Step #4: Be willing to let this take time. Face the fact that it might take awhile for you to resolve whatever issues you're having with your WIP. Don't rush to fix it. You might just end up replacing your problems with a whole new set of them. 

Step #5: Write. A lot. Don't avoid your laptop because it's too hard and you don't know how to fix your story. Sit down and make yourself face the problems. And if you don't know what to do, then work on a section you do know how to fix. Start with something small. Even if it's just fixing some weak dialogue. Eventually you'll feel up to tackling the bigger issues.

"Sometimes, you need to experience some discomfort to find the right solution."

If you see me driving around town in a shiny red convertible with puffy botox lips, please force me to get back to my writing.

But what about you? Are you struggling with your novel's plot or other issues? Is it going through a midlife crisis? Or have you already been through one? What solutions worked for you?

Quotes and ideas for fixing your midlife crisis came from  How to Stop a Male Midlife Crisis ...who knew you could get writing advice from a source like that? 


  1. Good tips. Thanks! I seem have more of a problem with beginnings and endings than middles, but I do go through those times where I get stuck and have to just bite the bullet and push on through and keep trying different things and have patience until I work it out.

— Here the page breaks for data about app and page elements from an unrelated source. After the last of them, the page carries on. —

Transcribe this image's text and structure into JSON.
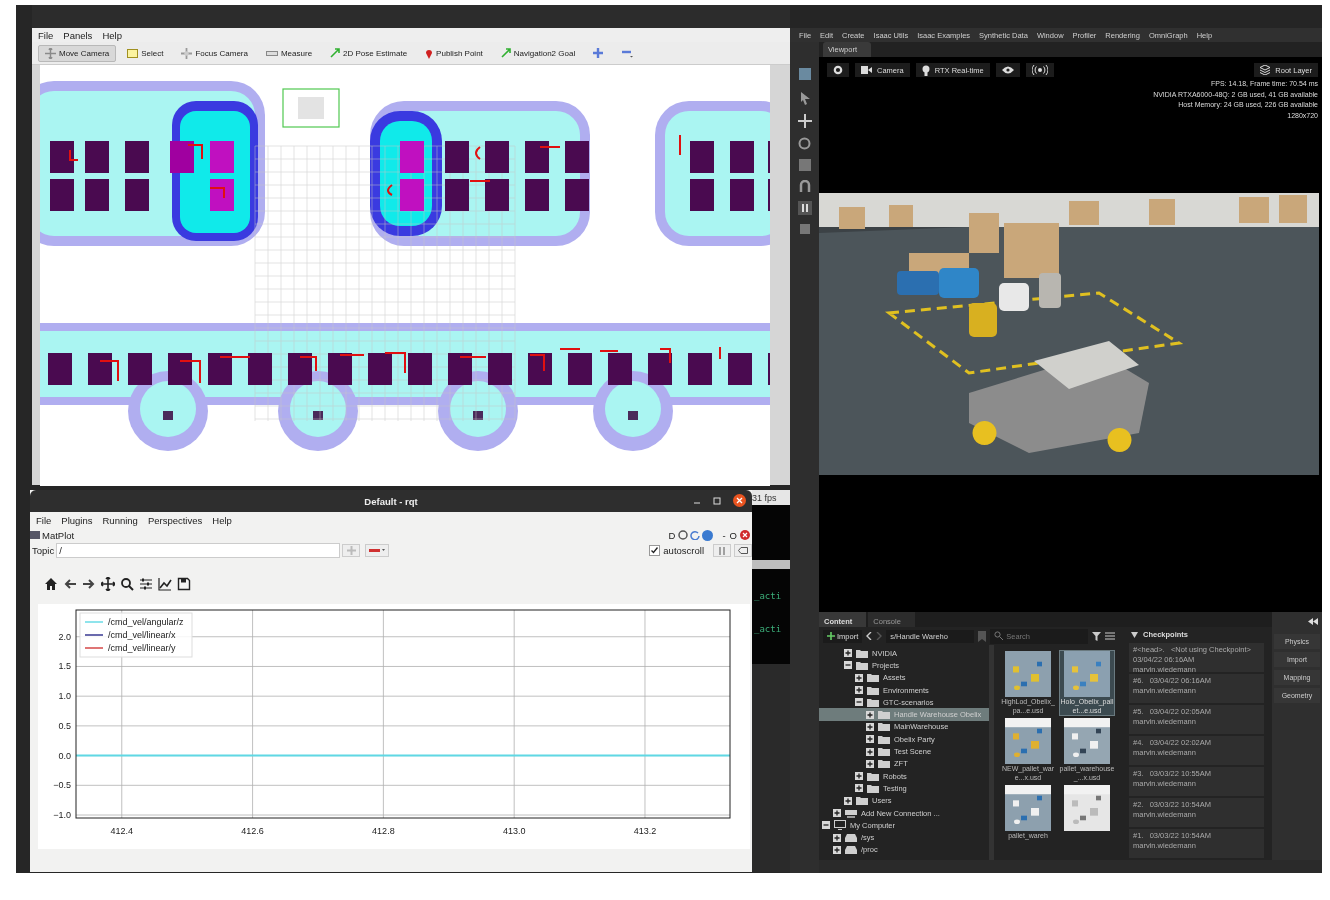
{
  "rviz": {
    "menu": [
      "File",
      "Panels",
      "Help"
    ],
    "tools": [
      {
        "kind": "move",
        "label": "Move Camera",
        "selected": true
      },
      {
        "kind": "select",
        "label": "Select",
        "selected": false
      },
      {
        "kind": "focus",
        "label": "Focus Camera",
        "selected": false
      },
      {
        "kind": "measure",
        "label": "Measure",
        "selected": false
      },
      {
        "kind": "pose",
        "label": "2D Pose Estimate",
        "selected": false
      },
      {
        "kind": "point",
        "label": "Publish Point",
        "selected": false
      },
      {
        "kind": "goal",
        "label": "Navigation2 Goal",
        "selected": false
      },
      {
        "kind": "add",
        "selected": false
      },
      {
        "kind": "remove",
        "selected": false
      }
    ]
  },
  "rqt": {
    "title": "Default - rqt",
    "menu": [
      "File",
      "Plugins",
      "Running",
      "Perspectives",
      "Help"
    ],
    "plugin": {
      "title": "MatPlot",
      "buttons": [
        "D",
        "-",
        "O"
      ]
    },
    "topic": {
      "label": "Topic",
      "value": "/"
    },
    "autoscroll": {
      "label": "autoscroll",
      "checked": true
    },
    "chart_data": {
      "type": "line",
      "x": [
        412.33,
        413.33
      ],
      "series": [
        {
          "name": "/cmd_vel/angular/z",
          "color": "#5fd8e4",
          "values": [
            0,
            0
          ]
        },
        {
          "name": "/cmd_vel/linear/x",
          "color": "#2a2a8a",
          "values": [
            null,
            null
          ]
        },
        {
          "name": "/cmd_vel/linear/y",
          "color": "#d23a3a",
          "values": [
            null,
            null
          ]
        }
      ],
      "grid": true,
      "legend": true,
      "xlim": [
        412.33,
        413.33
      ],
      "ylim": [
        -1.05,
        2.45
      ],
      "xticks": [
        412.4,
        412.6,
        412.8,
        {
          "value": 413,
          "label": "413.0"
        },
        413.2
      ],
      "yticks": [
        {
          "value": -1,
          "label": "−1.0"
        },
        {
          "value": -0.5,
          "label": "−0.5"
        },
        {
          "value": 0,
          "label": "0.0"
        },
        0.5,
        {
          "value": 1,
          "label": "1.0"
        },
        1.5,
        {
          "value": 2,
          "label": "2.0"
        }
      ]
    }
  },
  "terminal": {
    "lines": [
      "31 fps",
      "_acti",
      "_acti"
    ]
  },
  "isaac": {
    "menu": [
      "File",
      "Edit",
      "Create",
      "Isaac Utils",
      "Isaac Examples",
      "Synthetic Data",
      "Window",
      "Profiler",
      "Rendering",
      "OmniGraph",
      "Help"
    ],
    "viewport": {
      "tab": "Viewport",
      "buttons": [
        {
          "kind": "settings"
        },
        {
          "kind": "camera",
          "label": "Camera"
        },
        {
          "kind": "render",
          "label": "RTX Real-time"
        },
        {
          "kind": "visibility"
        },
        {
          "kind": "broadcast"
        }
      ],
      "layer": "Root Layer",
      "stats": [
        "FPS: 14.18, Frame time: 70.54 ms",
        "NVIDIA RTXA6000-48Q: 2 GB used,  41 GB available",
        "Host Memory: 24 GB used, 226 GB available",
        "1280x720"
      ]
    },
    "content": {
      "tabs": [
        {
          "label": "Content",
          "selected": true
        },
        {
          "label": "Console",
          "selected": false
        }
      ],
      "import": "Import",
      "path": "s/Handle Wareho",
      "search_placeholder": "Search",
      "tree": [
        {
          "children": [
            {
              "children": [
                {
                  "kind": "folder",
                  "label": "NVIDIA",
                  "expanded": false,
                  "selected": false
                },
                {
                  "kind": "folder",
                  "label": "Projects",
                  "expanded": true,
                  "selected": false,
                  "children": [
                    {
                      "kind": "folder",
                      "label": "Assets",
                      "expanded": false,
                      "selected": false
                    },
                    {
                      "kind": "folder",
                      "label": "Environments",
                      "expanded": false,
                      "selected": false
                    },
                    {
                      "kind": "folder",
                      "label": "GTC-scenarios",
                      "expanded": true,
                      "selected": false,
                      "children": [
                        {
                          "kind": "folder",
                          "label": "Handle Warehouse Obelix",
                          "expanded": false,
                          "selected": true
                        },
                        {
                          "kind": "folder",
                          "label": "MainWarehouse",
                          "expanded": false,
                          "selected": false
                        },
                        {
                          "kind": "folder",
                          "label": "Obelix Party",
                          "expanded": false,
                          "selected": false
                        },
                        {
                          "kind": "folder",
                          "label": "Test Scene",
                          "expanded": false,
                          "selected": false
                        },
                        {
                          "kind": "folder",
                          "label": "ZFT",
                          "expanded": false,
                          "selected": false
                        }
                      ]
                    },
                    {
                      "kind": "folder",
                      "label": "Robots",
                      "expanded": false,
                      "selected": false
                    },
                    {
                      "kind": "folder",
                      "label": "Testing",
                      "expanded": false,
                      "selected": false
                    }
                  ]
                },
                {
                  "kind": "folder",
                  "label": "Users",
                  "expanded": false,
                  "selected": false
                }
              ]
            },
            {
              "kind": "server",
              "label": "Add New Connection ...",
              "expanded": false,
              "selected": false
            }
          ]
        },
        {
          "kind": "computer",
          "label": "My Computer",
          "expanded": true,
          "selected": false,
          "children": [
            {
              "kind": "drive",
              "label": "/sys",
              "expanded": false,
              "selected": false
            },
            {
              "kind": "drive",
              "label": "/proc",
              "expanded": false,
              "selected": false
            }
          ]
        }
      ],
      "files": [
        {
          "label": "HighLod_Obelix_pa...e.usd",
          "selected": false
        },
        {
          "label": "Holo_Obelix_pallet...e.usd",
          "selected": true
        },
        {
          "label": "NEW_pallet_ware...x.usd",
          "selected": false
        },
        {
          "label": "pallet_warehouse_...x.usd",
          "selected": false
        },
        {
          "label": "pallet_wareh",
          "selected": false
        },
        {
          "selected": false
        }
      ],
      "checkpoints_title": "Checkpoints",
      "checkpoints": [
        {
          "name": "#<head>.",
          "note": "<Not using Checkpoint>",
          "date": "03/04/22 06:16AM",
          "user": "marvin.wiedemann"
        },
        {
          "name": "#6.",
          "date": "03/04/22 06:16AM",
          "user": "marvin.wiedemann"
        },
        {
          "name": "#5.",
          "date": "03/04/22 02:05AM",
          "user": "marvin.wiedemann"
        },
        {
          "name": "#4.",
          "date": "03/04/22 02:02AM",
          "user": "marvin.wiedemann"
        },
        {
          "name": "#3.",
          "date": "03/03/22 10:55AM",
          "user": "marvin.wiedemann"
        },
        {
          "name": "#2.",
          "date": "03/03/22 10:54AM",
          "user": "marvin.wiedemann"
        },
        {
          "name": "#1.",
          "date": "03/03/22 10:54AM",
          "user": "marvin.wiedemann"
        }
      ],
      "side_buttons": [
        "Physics",
        "Import",
        "Mapping",
        "Geometry"
      ]
    }
  }
}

  2. Erin, you are one clever gal. I think time apart can help the author/MS relationship, and so can something that's not advisable in a real-life relationship: have a fling! Start something new and exciting, even just for a little while! You'll come back to your true love with new ideas and a fresh outlook. :)

  3. This my girl, is extremely good writing, very very clever, I had to re-read it to my wife.
    Great job putting something that for writers is such a downer of a subject and turning it into a wonderfully funny piece.
    Thank you so much, it was just what I needed.

  4. Ha! That was well said and we've all been there. I like Dan Well's quote... or maybe it was Larry Correia. Either way, I think it fits in with your #2 fix: "If I get bored with my story, it's time to blow something up."

  5. Anthony - I love that quote by Dan Well. Thanks for such an awesome post - my WIP is flabby in the middle while new story ideas are begging me to abandon the story for them. I love you advice to write like crazy and also give your story time. Great post! I love your blog :)